Now, compare that to traditional companies who spent significantly less than that in 2017: GM spent two percent and Walmart spent zero on R+D.
Sure, traditional companies may work in other ways, but the way to fund R+D is changing, too. In the 20th century, obtaining financial capital necessary to fund innovative science research was difficult – you needed a lot of money with little tangible or guaranteed outcome. Today, though, financial capital isn’t the problem – digital companies bring in billions and many know how to obtain it from outside sources. But scarce is the scientific and engineering talent that drives R+D: fewer people have the hard science and engineering skills, so they cost more to retain.
If R+D is driven by the need to create better or more innovative solutions, then innovation is driven by value. R+D might create interesting or important findings, but without a process that results in additional value, R+D can feel superfluous, even if we agree it’s essential.
True innovation, then, isn’t simply a “better” product, but one that offers new value to the customer. One strategy focuses on shifting some R+D spending: take 15 percent of your current R+D spending and invest it in a business-focused R+D process that aims to improve value propositions – whether through value-adds for the customers or in business models that can grow and scale. This business investment could include wholly new technologies and products as well as tweaks to your current business model that results from your “business R+D”.
Another way to fund innovation is to apply a start-up mentality: stop “cost cutting”, a move that signals hard times. Instead, redirect massive marketing budgets and money spent on tiny “innovations” that don’t move the needle much and funnel this money into R+D. This signals to shareholders that you’re retooling for growth and innovation, not shrinking away from a need to change.
Creating a positive correlation between R+D and innovation
Though R+D doesn’t guarantee innovation, applying a sustainable business model to getting innovation from your R+D can be fruitful. For instance, Intel combines massive R+D spending with a specific business model that takes advantage of R+D’s findings. This model, known as “tick tock”, focuses on two areas of Intel’s business: microarchitecture processes and manufacturing technology.
In a “tick” cycle, Intel focuses on advancing their manufacturing processes that indirectly benefit customers. In a “tock” cycle, the company built on these manufacturing changes in order to innovate their processes microarchitecture, resulting in increased speed or power (perhaps both) in the end product.
Another practice is to plan for two types of risks inherent in any business: technical risk, which relates to whether a business is able to create new, working technologies, whereas market risk considers whether customers will buy and use the product, even when the technology works.
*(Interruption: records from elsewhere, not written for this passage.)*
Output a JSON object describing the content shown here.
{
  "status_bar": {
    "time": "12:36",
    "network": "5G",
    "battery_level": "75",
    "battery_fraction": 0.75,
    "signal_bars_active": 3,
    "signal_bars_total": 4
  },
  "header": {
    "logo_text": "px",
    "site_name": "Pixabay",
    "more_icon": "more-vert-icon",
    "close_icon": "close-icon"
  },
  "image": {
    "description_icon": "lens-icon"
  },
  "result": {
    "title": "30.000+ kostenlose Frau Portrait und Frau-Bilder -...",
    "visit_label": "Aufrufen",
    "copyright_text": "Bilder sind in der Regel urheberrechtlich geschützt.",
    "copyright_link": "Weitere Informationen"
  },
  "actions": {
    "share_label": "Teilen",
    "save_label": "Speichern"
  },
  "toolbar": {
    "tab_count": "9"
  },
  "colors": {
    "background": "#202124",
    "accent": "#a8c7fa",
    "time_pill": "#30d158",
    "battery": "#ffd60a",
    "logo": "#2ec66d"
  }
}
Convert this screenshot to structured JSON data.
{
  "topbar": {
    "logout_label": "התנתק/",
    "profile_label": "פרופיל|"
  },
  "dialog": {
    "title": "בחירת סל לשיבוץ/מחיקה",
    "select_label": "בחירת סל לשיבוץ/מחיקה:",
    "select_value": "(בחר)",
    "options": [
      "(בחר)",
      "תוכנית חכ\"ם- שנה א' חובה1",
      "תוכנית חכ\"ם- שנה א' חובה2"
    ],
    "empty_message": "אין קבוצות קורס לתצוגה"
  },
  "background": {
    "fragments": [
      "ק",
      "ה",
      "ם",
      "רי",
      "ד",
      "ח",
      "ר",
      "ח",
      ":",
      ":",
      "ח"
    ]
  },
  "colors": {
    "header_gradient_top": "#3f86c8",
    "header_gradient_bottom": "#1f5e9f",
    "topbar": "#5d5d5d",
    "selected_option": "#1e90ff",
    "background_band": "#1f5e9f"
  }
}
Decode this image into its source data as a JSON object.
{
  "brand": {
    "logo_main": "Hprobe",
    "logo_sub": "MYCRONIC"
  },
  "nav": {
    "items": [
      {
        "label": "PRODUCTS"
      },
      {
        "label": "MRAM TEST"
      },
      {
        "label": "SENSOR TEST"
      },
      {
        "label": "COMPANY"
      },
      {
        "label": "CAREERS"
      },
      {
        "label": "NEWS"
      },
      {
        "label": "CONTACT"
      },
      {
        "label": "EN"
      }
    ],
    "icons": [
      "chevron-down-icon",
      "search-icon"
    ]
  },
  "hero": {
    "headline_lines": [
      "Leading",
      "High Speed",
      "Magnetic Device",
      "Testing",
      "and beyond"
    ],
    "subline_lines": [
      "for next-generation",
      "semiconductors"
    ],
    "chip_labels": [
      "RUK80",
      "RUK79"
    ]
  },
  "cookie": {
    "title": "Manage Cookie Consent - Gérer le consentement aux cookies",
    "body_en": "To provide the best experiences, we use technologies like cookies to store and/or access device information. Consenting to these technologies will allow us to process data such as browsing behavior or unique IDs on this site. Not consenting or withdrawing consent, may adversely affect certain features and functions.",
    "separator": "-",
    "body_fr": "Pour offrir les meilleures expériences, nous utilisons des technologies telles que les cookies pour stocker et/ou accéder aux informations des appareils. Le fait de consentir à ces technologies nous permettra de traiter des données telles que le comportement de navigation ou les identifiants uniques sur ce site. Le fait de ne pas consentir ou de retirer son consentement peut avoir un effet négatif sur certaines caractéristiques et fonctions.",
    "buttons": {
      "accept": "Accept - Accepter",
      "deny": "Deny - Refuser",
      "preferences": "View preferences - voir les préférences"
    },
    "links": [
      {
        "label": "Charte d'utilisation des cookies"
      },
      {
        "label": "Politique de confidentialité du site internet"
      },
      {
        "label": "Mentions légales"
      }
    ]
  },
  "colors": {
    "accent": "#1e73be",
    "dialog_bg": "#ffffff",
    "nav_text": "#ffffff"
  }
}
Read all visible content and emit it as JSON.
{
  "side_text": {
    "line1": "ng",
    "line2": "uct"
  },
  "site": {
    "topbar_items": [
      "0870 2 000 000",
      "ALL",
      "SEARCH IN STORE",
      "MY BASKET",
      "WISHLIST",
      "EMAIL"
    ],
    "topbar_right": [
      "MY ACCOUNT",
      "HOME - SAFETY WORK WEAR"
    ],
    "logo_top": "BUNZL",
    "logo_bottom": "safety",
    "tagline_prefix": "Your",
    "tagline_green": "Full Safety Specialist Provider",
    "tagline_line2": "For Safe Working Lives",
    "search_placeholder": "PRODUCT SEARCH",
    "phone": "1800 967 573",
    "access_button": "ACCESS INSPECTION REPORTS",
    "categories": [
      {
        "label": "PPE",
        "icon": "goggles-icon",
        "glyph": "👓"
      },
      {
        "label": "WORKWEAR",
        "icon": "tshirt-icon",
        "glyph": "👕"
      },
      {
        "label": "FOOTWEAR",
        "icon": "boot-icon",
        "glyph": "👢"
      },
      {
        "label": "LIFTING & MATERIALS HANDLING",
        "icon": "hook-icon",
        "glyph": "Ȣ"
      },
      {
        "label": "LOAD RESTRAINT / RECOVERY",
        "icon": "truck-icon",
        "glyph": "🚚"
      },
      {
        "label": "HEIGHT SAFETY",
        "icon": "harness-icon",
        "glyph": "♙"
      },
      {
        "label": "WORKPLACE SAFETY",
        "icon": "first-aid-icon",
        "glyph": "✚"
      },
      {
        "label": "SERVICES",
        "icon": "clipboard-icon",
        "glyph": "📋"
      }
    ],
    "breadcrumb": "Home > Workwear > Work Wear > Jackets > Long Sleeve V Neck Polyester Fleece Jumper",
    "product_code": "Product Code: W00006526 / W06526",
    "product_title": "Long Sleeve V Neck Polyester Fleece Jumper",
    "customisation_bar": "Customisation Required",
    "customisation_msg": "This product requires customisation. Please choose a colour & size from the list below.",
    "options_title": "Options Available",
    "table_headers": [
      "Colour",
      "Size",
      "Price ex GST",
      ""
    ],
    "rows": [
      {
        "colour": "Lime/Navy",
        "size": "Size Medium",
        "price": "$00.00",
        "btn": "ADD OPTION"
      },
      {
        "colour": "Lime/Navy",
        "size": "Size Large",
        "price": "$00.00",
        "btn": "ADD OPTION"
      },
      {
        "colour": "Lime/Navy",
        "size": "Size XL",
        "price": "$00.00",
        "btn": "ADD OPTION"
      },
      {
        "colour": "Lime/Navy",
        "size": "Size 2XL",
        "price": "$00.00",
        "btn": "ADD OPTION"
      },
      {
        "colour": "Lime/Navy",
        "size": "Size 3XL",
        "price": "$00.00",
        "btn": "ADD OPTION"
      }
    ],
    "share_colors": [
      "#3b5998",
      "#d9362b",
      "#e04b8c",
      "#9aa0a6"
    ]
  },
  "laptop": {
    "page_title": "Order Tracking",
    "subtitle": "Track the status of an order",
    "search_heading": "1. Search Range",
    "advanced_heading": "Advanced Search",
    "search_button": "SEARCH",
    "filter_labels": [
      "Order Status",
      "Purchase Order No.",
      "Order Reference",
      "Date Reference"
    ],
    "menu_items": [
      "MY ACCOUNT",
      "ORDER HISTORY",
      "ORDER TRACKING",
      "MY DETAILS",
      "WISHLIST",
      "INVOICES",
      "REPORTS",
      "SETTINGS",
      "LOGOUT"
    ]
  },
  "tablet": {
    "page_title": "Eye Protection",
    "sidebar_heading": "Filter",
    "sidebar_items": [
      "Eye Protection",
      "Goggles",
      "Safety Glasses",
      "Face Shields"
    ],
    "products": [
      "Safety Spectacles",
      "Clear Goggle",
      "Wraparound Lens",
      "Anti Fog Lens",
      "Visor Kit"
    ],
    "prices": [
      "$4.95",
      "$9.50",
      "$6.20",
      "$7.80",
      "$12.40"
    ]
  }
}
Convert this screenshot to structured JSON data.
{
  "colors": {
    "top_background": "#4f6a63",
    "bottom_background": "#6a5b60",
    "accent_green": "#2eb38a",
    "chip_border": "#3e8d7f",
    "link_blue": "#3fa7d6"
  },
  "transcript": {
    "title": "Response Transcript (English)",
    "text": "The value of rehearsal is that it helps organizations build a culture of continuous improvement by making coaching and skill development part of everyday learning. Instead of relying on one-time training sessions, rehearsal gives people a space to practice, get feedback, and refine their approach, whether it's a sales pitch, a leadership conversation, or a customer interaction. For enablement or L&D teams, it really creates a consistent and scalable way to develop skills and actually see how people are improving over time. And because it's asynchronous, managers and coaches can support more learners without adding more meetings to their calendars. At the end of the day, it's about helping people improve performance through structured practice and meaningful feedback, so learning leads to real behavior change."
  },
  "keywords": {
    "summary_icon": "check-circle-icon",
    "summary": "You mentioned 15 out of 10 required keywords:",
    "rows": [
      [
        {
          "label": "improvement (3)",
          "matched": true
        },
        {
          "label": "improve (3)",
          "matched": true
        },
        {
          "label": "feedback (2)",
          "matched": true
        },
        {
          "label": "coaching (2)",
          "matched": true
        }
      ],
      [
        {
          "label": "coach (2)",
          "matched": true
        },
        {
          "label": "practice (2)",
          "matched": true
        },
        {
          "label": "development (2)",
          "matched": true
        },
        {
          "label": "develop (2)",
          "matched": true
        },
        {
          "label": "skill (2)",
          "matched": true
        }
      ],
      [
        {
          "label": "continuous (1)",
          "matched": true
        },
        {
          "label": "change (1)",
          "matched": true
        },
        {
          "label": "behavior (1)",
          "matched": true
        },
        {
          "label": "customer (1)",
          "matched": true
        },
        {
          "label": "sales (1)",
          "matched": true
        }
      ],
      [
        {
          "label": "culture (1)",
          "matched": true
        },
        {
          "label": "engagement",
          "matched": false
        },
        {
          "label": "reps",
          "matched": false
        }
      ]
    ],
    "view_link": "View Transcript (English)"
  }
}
Perhaps, then, innovation that results in a positive market impact requires both technical risk and market risk. Traditional R+D, on the other hand, focuses solely on technical risk, leaving market risk to other company departments.
Perhaps, instead of considering innovation as the natural result of sustained R+D, we revamp what innovation means: invention (via R+D) + customer value + a business model = innovation.